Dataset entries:

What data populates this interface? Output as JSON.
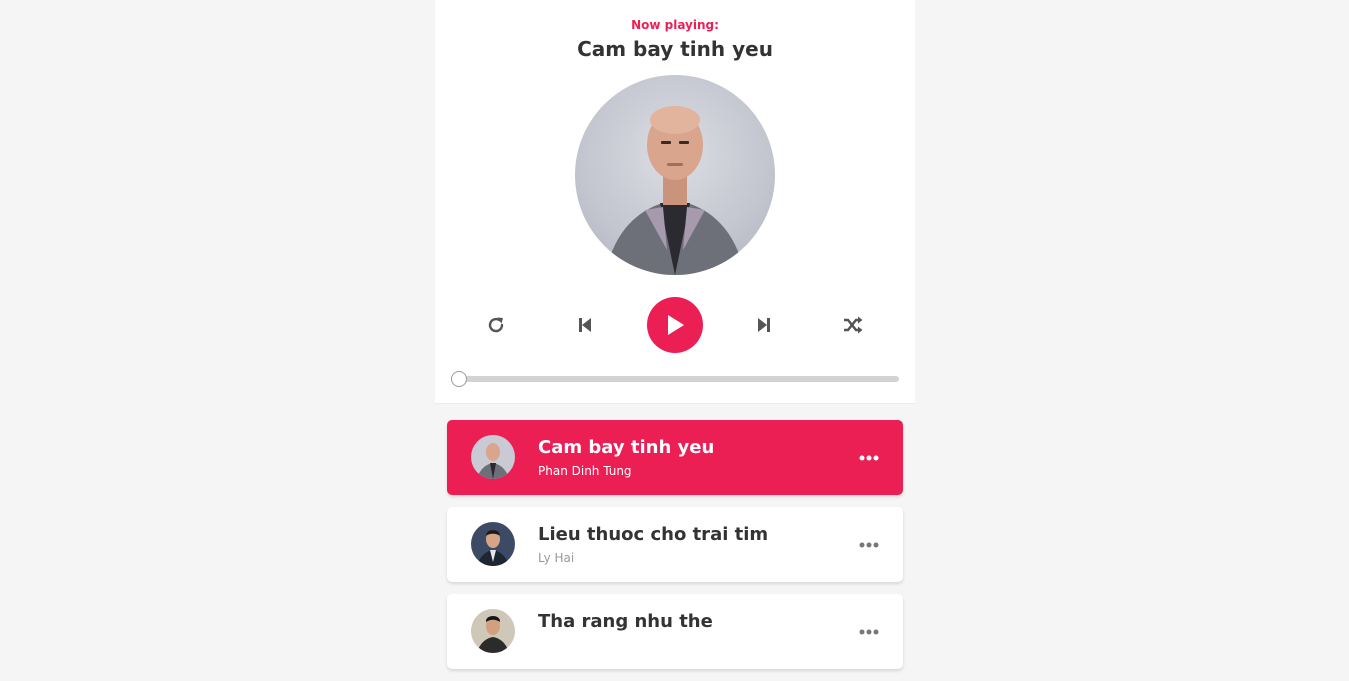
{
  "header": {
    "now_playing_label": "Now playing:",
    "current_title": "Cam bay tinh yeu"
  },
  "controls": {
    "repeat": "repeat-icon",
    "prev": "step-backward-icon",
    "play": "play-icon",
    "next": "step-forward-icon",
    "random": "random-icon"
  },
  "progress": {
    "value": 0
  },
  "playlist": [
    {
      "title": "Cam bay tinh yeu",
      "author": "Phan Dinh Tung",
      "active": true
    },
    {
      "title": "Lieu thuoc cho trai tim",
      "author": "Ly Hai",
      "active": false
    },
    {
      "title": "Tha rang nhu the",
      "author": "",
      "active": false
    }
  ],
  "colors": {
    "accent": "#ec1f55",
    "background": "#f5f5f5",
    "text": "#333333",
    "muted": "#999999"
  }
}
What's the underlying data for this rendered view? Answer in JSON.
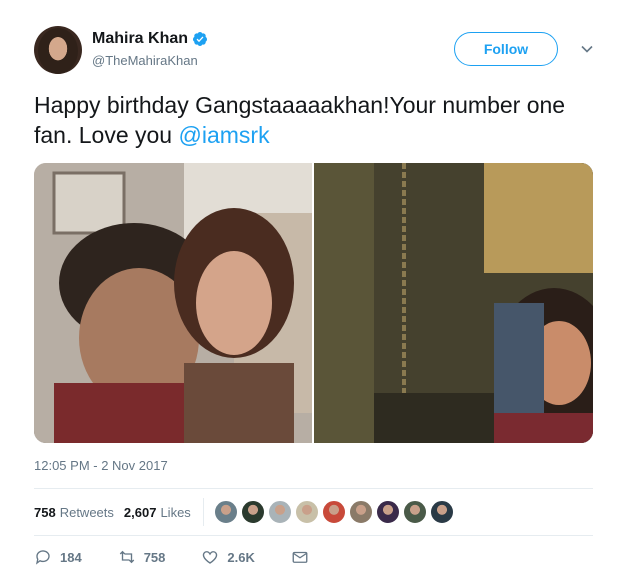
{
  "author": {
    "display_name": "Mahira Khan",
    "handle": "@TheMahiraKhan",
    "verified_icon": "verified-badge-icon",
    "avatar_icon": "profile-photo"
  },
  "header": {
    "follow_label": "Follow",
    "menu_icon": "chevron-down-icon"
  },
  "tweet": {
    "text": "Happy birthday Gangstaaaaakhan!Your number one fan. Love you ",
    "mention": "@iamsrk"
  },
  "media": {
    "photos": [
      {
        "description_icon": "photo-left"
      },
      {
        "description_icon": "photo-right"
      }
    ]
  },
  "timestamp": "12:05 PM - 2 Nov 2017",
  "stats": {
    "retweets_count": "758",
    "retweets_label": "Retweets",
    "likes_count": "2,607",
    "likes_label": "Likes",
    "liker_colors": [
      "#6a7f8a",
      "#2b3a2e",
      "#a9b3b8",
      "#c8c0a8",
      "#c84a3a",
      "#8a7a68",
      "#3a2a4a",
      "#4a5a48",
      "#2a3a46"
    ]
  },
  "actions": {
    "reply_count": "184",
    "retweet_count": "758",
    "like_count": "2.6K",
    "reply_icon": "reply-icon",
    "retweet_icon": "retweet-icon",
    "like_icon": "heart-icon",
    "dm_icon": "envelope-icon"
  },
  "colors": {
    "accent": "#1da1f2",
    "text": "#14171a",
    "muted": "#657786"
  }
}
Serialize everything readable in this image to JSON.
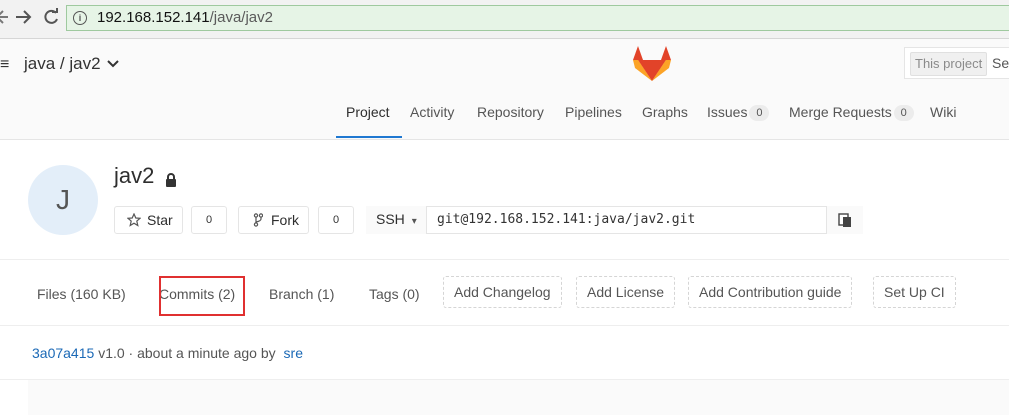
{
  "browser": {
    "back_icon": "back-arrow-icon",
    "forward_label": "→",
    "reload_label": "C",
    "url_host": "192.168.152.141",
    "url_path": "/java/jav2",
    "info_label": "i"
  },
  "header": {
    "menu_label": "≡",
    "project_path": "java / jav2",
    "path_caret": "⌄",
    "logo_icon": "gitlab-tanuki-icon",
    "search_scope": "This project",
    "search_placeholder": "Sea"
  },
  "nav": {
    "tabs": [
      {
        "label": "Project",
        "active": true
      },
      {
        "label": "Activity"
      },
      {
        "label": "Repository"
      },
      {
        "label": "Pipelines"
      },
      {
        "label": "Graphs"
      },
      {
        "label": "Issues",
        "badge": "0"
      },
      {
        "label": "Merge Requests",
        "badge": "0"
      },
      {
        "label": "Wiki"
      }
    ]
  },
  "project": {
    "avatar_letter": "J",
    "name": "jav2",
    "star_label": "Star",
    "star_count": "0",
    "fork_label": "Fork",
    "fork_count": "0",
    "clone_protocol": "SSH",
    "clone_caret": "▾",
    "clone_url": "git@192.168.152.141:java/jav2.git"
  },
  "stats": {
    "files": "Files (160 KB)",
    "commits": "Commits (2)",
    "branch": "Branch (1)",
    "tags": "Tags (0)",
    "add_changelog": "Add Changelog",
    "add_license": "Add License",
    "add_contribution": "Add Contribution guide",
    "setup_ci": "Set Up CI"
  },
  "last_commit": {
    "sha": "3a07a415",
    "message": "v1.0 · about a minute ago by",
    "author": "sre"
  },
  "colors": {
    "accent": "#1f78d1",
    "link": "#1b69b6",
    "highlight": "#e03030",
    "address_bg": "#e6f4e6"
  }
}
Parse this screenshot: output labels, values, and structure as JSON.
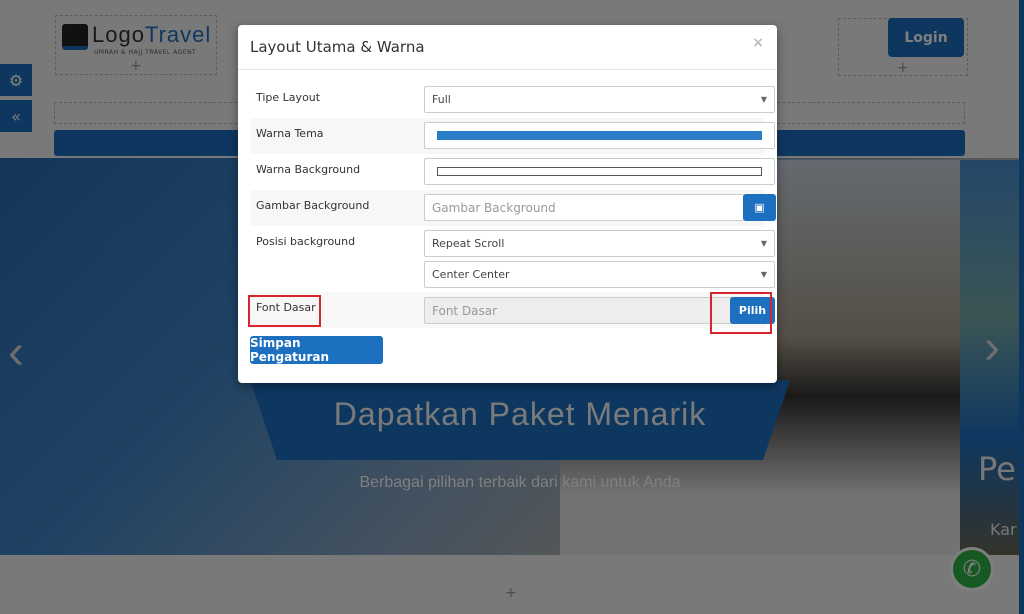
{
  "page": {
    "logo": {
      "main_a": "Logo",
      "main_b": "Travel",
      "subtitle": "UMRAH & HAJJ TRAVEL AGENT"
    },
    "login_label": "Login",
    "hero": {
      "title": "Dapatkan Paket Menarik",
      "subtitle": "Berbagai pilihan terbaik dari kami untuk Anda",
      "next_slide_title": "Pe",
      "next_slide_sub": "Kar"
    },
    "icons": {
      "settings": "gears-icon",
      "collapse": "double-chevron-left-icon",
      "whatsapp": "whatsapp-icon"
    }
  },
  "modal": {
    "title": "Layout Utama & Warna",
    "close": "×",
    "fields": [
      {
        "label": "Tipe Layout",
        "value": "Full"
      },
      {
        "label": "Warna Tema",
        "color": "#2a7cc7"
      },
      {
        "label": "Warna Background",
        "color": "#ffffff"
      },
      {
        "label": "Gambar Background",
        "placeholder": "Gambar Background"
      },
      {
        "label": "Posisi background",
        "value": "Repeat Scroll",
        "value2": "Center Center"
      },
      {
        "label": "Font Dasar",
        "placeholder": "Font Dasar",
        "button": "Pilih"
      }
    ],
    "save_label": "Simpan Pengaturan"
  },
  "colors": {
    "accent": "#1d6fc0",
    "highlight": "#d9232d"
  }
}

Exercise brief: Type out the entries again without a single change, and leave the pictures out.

Solved problem:
What data populates this interface? Output as JSON.
{
  "header": {
    "now_playing_label": "Now playing:",
    "current_title": "Cam bay tinh yeu"
  },
  "controls": {
    "repeat": "repeat-icon",
    "prev": "step-backward-icon",
    "play": "play-icon",
    "next": "step-forward-icon",
    "random": "random-icon"
  },
  "progress": {
    "value": 0
  },
  "playlist": [
    {
      "title": "Cam bay tinh yeu",
      "author": "Phan Dinh Tung",
      "active": true
    },
    {
      "title": "Lieu thuoc cho trai tim",
      "author": "Ly Hai",
      "active": false
    },
    {
      "title": "Tha rang nhu the",
      "author": "",
      "active": false
    }
  ],
  "colors": {
    "accent": "#ec1f55",
    "background": "#f5f5f5",
    "text": "#333333",
    "muted": "#999999"
  }
}
What's the underlying data for this rendered view? Answer in JSON.
{
  "author": {
    "display_name": "Mahira Khan",
    "handle": "@TheMahiraKhan",
    "verified_icon": "verified-badge-icon",
    "avatar_icon": "profile-photo"
  },
  "header": {
    "follow_label": "Follow",
    "menu_icon": "chevron-down-icon"
  },
  "tweet": {
    "text": "Happy birthday Gangstaaaaakhan!Your number one fan. Love you ",
    "mention": "@iamsrk"
  },
  "media": {
    "photos": [
      {
        "description_icon": "photo-left"
      },
      {
        "description_icon": "photo-right"
      }
    ]
  },
  "timestamp": "12:05 PM - 2 Nov 2017",
  "stats": {
    "retweets_count": "758",
    "retweets_label": "Retweets",
    "likes_count": "2,607",
    "likes_label": "Likes",
    "liker_colors": [
      "#6a7f8a",
      "#2b3a2e",
      "#a9b3b8",
      "#c8c0a8",
      "#c84a3a",
      "#8a7a68",
      "#3a2a4a",
      "#4a5a48",
      "#2a3a46"
    ]
  },
  "actions": {
    "reply_count": "184",
    "retweet_count": "758",
    "like_count": "2.6K",
    "reply_icon": "reply-icon",
    "retweet_icon": "retweet-icon",
    "like_icon": "heart-icon",
    "dm_icon": "envelope-icon"
  },
  "colors": {
    "accent": "#1da1f2",
    "text": "#14171a",
    "muted": "#657786"
  }
}
Serialize everything readable in this image to JSON.
{
  "browser": {
    "back_icon": "back-arrow-icon",
    "forward_label": "→",
    "reload_label": "C",
    "url_host": "192.168.152.141",
    "url_path": "/java/jav2",
    "info_label": "i"
  },
  "header": {
    "menu_label": "≡",
    "project_path": "java / jav2",
    "path_caret": "⌄",
    "logo_icon": "gitlab-tanuki-icon",
    "search_scope": "This project",
    "search_placeholder": "Sea"
  },
  "nav": {
    "tabs": [
      {
        "label": "Project",
        "active": true
      },
      {
        "label": "Activity"
      },
      {
        "label": "Repository"
      },
      {
        "label": "Pipelines"
      },
      {
        "label": "Graphs"
      },
      {
        "label": "Issues",
        "badge": "0"
      },
      {
        "label": "Merge Requests",
        "badge": "0"
      },
      {
        "label": "Wiki"
      }
    ]
  },
  "project": {
    "avatar_letter": "J",
    "name": "jav2",
    "star_label": "Star",
    "star_count": "0",
    "fork_label": "Fork",
    "fork_count": "0",
    "clone_protocol": "SSH",
    "clone_caret": "▾",
    "clone_url": "git@192.168.152.141:java/jav2.git"
  },
  "stats": {
    "files": "Files (160 KB)",
    "commits": "Commits (2)",
    "branch": "Branch (1)",
    "tags": "Tags (0)",
    "add_changelog": "Add Changelog",
    "add_license": "Add License",
    "add_contribution": "Add Contribution guide",
    "setup_ci": "Set Up CI"
  },
  "last_commit": {
    "sha": "3a07a415",
    "message": "v1.0 · about a minute ago by",
    "author": "sre"
  },
  "colors": {
    "accent": "#1f78d1",
    "link": "#1b69b6",
    "highlight": "#e03030",
    "address_bg": "#e6f4e6"
  }
}
Parse this screenshot: output labels, values, and structure as JSON.
{
  "page": {
    "logo": {
      "main_a": "Logo",
      "main_b": "Travel",
      "subtitle": "UMRAH & HAJJ TRAVEL AGENT"
    },
    "login_label": "Login",
    "hero": {
      "title": "Dapatkan Paket Menarik",
      "subtitle": "Berbagai pilihan terbaik dari kami untuk Anda",
      "next_slide_title": "Pe",
      "next_slide_sub": "Kar"
    },
    "icons": {
      "settings": "gears-icon",
      "collapse": "double-chevron-left-icon",
      "whatsapp": "whatsapp-icon"
    }
  },
  "modal": {
    "title": "Layout Utama & Warna",
    "close": "×",
    "fields": [
      {
        "label": "Tipe Layout",
        "value": "Full"
      },
      {
        "label": "Warna Tema",
        "color": "#2a7cc7"
      },
      {
        "label": "Warna Background",
        "color": "#ffffff"
      },
      {
        "label": "Gambar Background",
        "placeholder": "Gambar Background"
      },
      {
        "label": "Posisi background",
        "value": "Repeat Scroll",
        "value2": "Center Center"
      },
      {
        "label": "Font Dasar",
        "placeholder": "Font Dasar",
        "button": "Pilih"
      }
    ],
    "save_label": "Simpan Pengaturan"
  },
  "colors": {
    "accent": "#1d6fc0",
    "highlight": "#d9232d"
  }
}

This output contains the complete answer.